Five reasons people give to avoid team coaching

Team coaching has a positive impact on both individuals and organisations. A team coach will boost team performance, build team capability, improve team capacity and ensure that the whole team feels inspired and empowered to deliver their very best for customers and stakeholders. So why aren’t leaders making more use of team coaches? Here are some of the reasons I’ve become aware of, together with my take on why we need to challenge them.

We don’t need a team coach because …

1.It’s not worth the cost.

Some people assume team coaching is solely about building good relationships; it’s therefore understandable that they don’t always equate team coaching with cost savings or increased income.

A team coach’s key focus will be to improve team performance by improving team processes, decision-making, communications or one of several other factors leading to improved customer or stakeholder satisfaction. If the team is working at a level less than they are capable of, then fixing this can save or generate £££.

2. We are too busy.

There is a heap of evidence to show that ‘fast thinking’ often leads to poor decision-making.

A team coach will help the team to slow down, if only for a couple of hours (!) and get them to reflect on what they’re doing well as well as what might be hindering great performance.

3. We all get on really well.

Whilst the ability to know self and communicate effectively with other team members is essential to good team functioning, some teams can slip into complacency. They can lose sight of the impact they have on customers or stakeholders or on other teams within the organisation. They can also become reluctant to have challenging conversations within the team.

A team coach will help the team spot potential blind spots and focus them on the essential elements of good team functioning including the need to align team outputs and values with customer or stakeholder expectations.

A team coach will help the team to understand how a healthy level of positive conflict can spark innovation and continuous improvement.

4. We’re waiting for new people to join the team.

This reason is often linked to the perception that team coaching is only about building good relationships.

A team coach will ensure the team develops a consistent way of working based around a set of sound principles designed to ensure high performance and add maximum value.
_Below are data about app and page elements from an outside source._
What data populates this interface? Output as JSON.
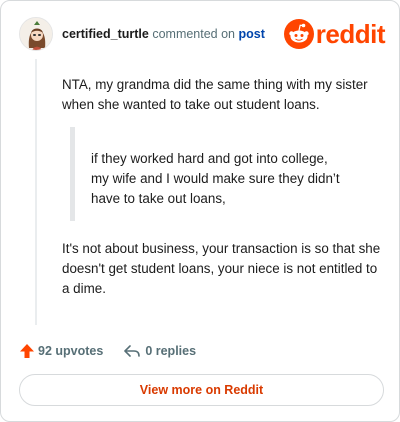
{
  "header": {
    "username": "certified_turtle",
    "action_text": "commented on",
    "post_link": "post",
    "brand": "reddit"
  },
  "comment": {
    "paragraph1": "NTA, my grandma did the same thing with my sister when she wanted to take out student loans.",
    "quote_lines": [
      "if they worked hard and got into college,",
      "my wife and I would make sure they didn’t",
      "have to take out loans,"
    ],
    "paragraph2": "It's not about business, your transaction is so that she doesn't get student loans, your niece is not entitled to a dime."
  },
  "actions": {
    "upvotes": "92 upvotes",
    "replies": "0 replies"
  },
  "cta": {
    "label": "View more on Reddit"
  },
  "colors": {
    "brand": "#ff4500",
    "cta_text": "#d93a00",
    "link": "#0045ac",
    "muted": "#576f76"
  },
  "icons": {
    "avatar": "avatar",
    "logo": "snoo-icon",
    "upvote": "upvote-arrow-icon",
    "reply": "reply-arrow-icon"
  }
}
Such a team will be able to constantly adapt and so can bring in new people without any negative impact.

5. It doesn’t feel safe (stated or implied).

We all experience a level of performance anxiety. Some leaders are openly wary of bringing in a team coach, possibly because they feel that they’ll be judged on the performance of their team.

A team coach will be highly skilled in team dynamics and will take time with the team and the leader to ensure a safe environment. In the best teams leadership ebbs and flows between team members and the whole team is responsible for achieving goals by working collaboratively. A team coach will help the team to recognise this.

 Sources of inspiration: Peter Hawkins, David Clutterbuck, Daniel Kahneman.

 

Sue Frost is a systemic team coach, facilitator and leadership development specialist who has worked with hundreds of leaders and teams from top executives to front line teams and businesses. She works in all sectors and across the UK